(Other panelists to be announced)

 12:00pm-12:30pm      Buffet lunch

12:30p.m.-2:00p.m.    Clay Johnson III:  Deputy Director for Management at the Office of Management Budget and former Executive Director of the Bush-Cheney Presidential Transition

1:45-3:00p.m.   Panel:  Working with Congress: Lessons from Past Presidential Transitions
** Martha Kumar:  Professor of Political Science at Townson University and co-founder of the White House Transition Project
** Jim Pfiffner:  Professor of Public Policy at George Mason University and author of The Strategic Presidency: Hitting the Ground Running
** Terry Sullivan:  Associate Professor of Political Science at the University of North Carolina at Chapel Hill and Executive Director of the White House Transition Project
** Stephen Wayne:  Professor of Government at Georgetown University and author of The Road to the White House and The Legislative Presidency

* * * *

OMB Watch:  “Workshop on Strengthening Government Performance Systems in the Next Administration”
8:00 a.m. – 5:30 p.m., at the offices of the National Academy for Public Administration (invited participants only; results will be published). Co-hosted by the National Academy for Public Administration, Georgetown University’s Public Policy Institute, and Accenture.

This workshop will help make recommendations for the next administration for strengthening government performance systems.  NAPA Academy Fellows Harry Hatry, Shelley Metzenbaum, Beryl Radin, and Robert Shea are playing integral roles as members of the advisory group for this project. 

OMB Watch has partnered with Georgetown University’s Public Policy Institute (GPPI) and Accenture’s Institute for Public Service in this project to develop consensus recommendations for how to improve government performance measurement systems. As a part of this project, they are holding a day-long workshop to bring together a diverse group of policy experts, academics, government representatives, and outside stakeholders with the goal of finding areas of consensus, identifying areas of disagreement, and defining top priorities for the next administration.

Participants will review three short papers prior to the event that will help frame the issues and guide discussions. The focus of the day will be on providing feedback, comments, and perspectives about improving performance measurement at the federal level. The information and recommendations gathered during this workshop will serve as one of the main components in the final report of the project. For additional background documents and information, members of the informal Advisory Group for the project, and other details, visit the project website.

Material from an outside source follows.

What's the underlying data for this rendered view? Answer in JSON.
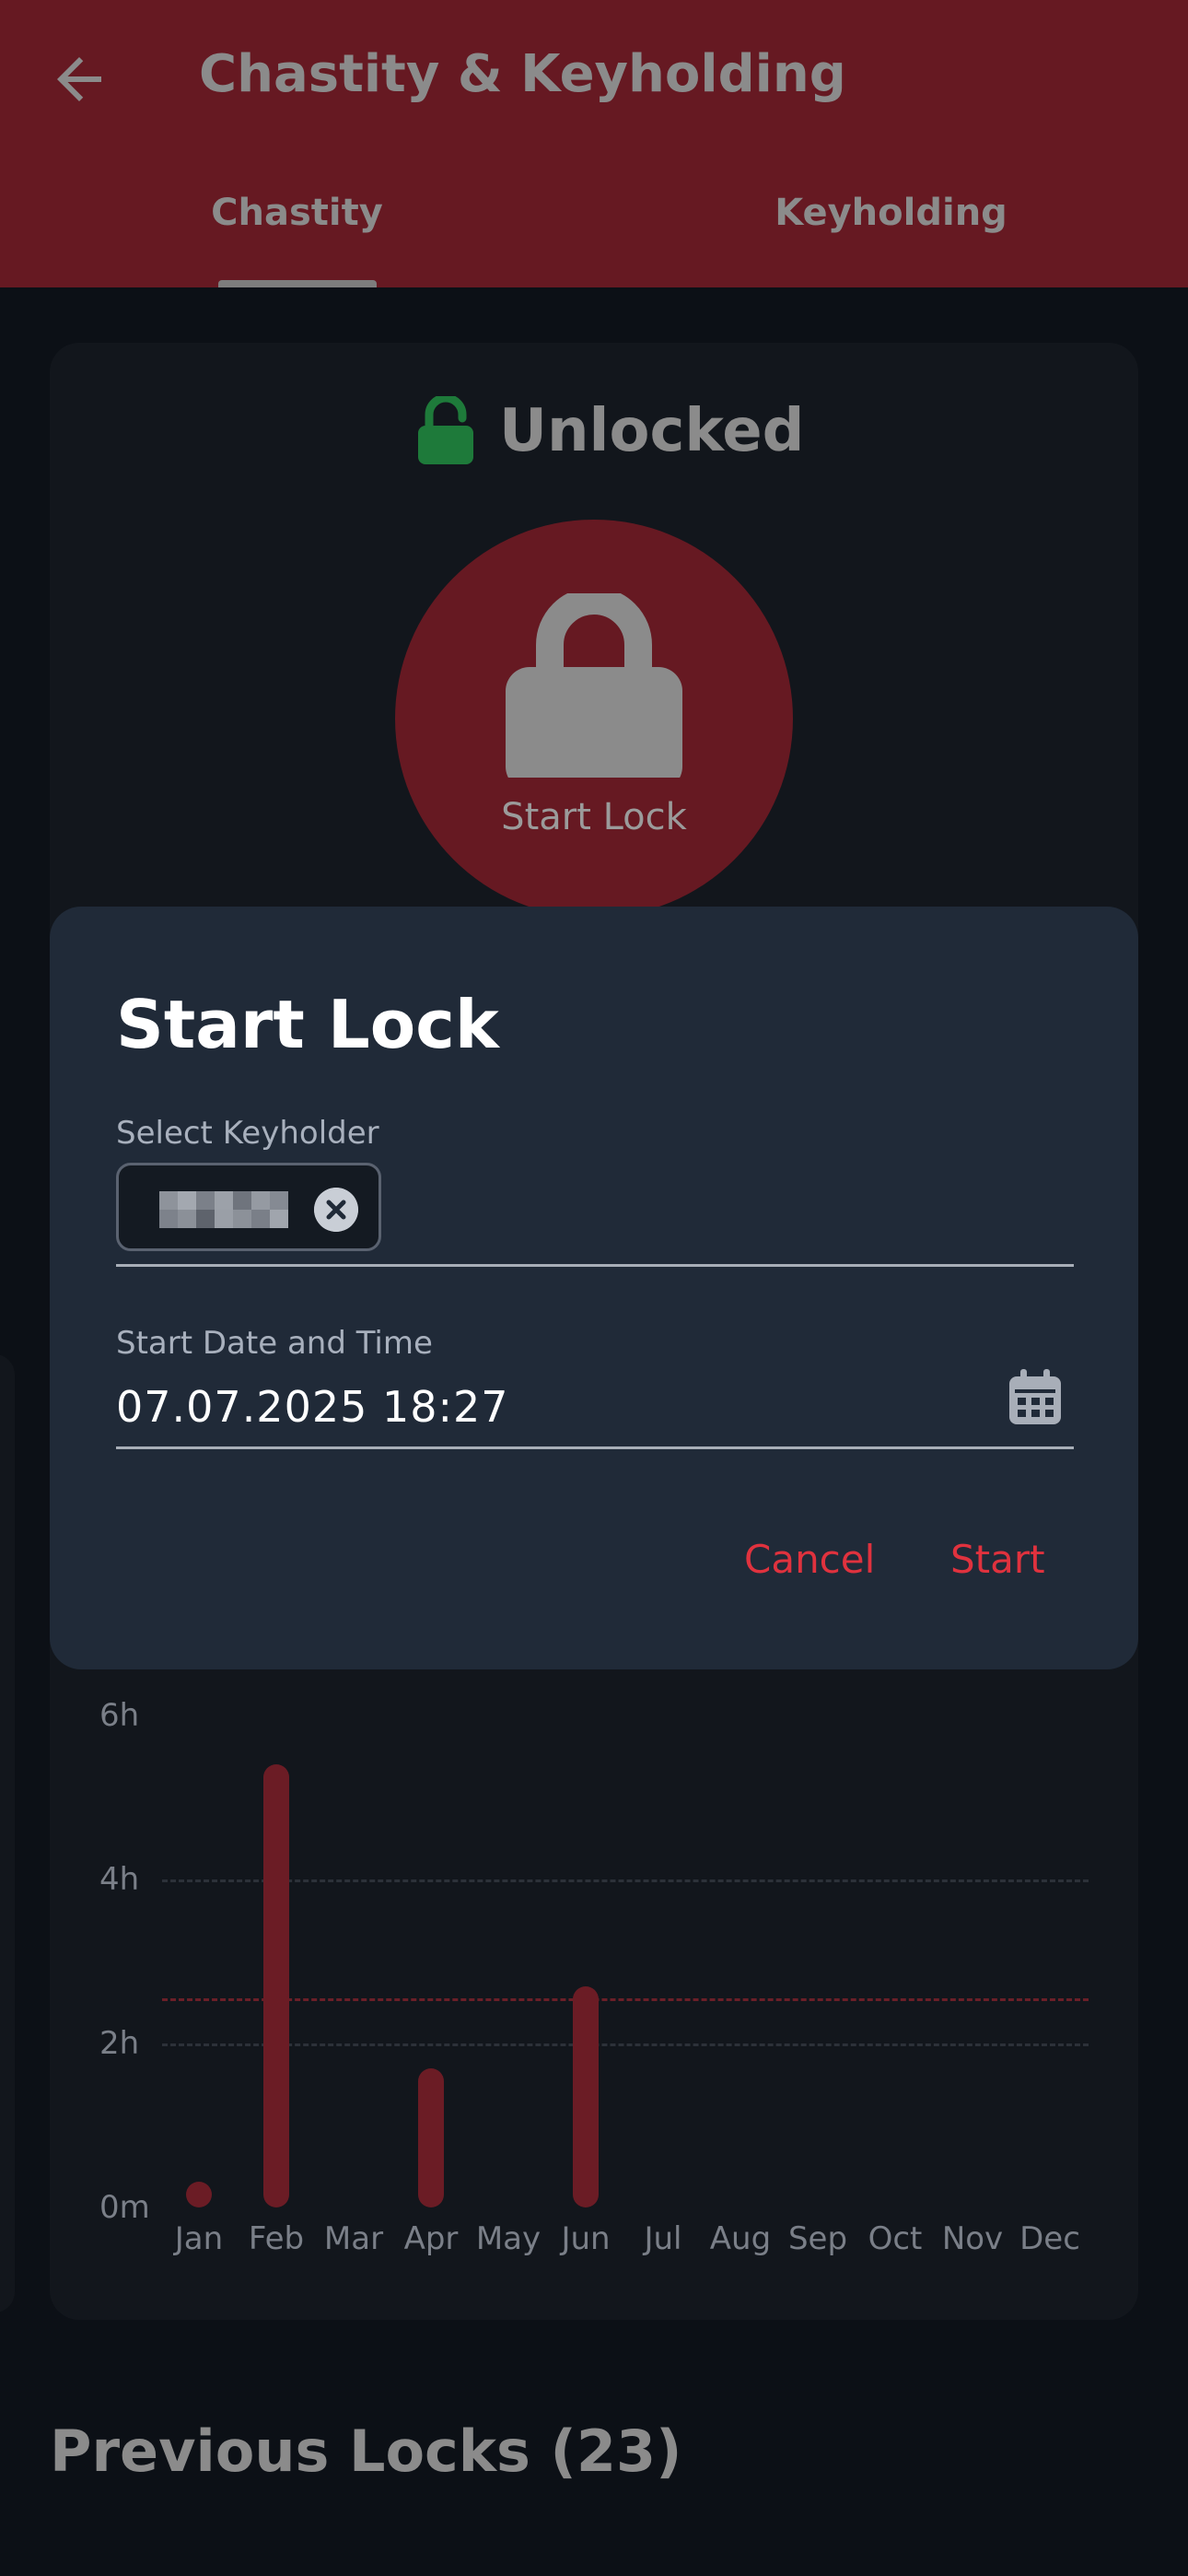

* * * * *

Oh yes, . . . . and don’t forget that Wednesday, October 15th is the last of the presidential debates!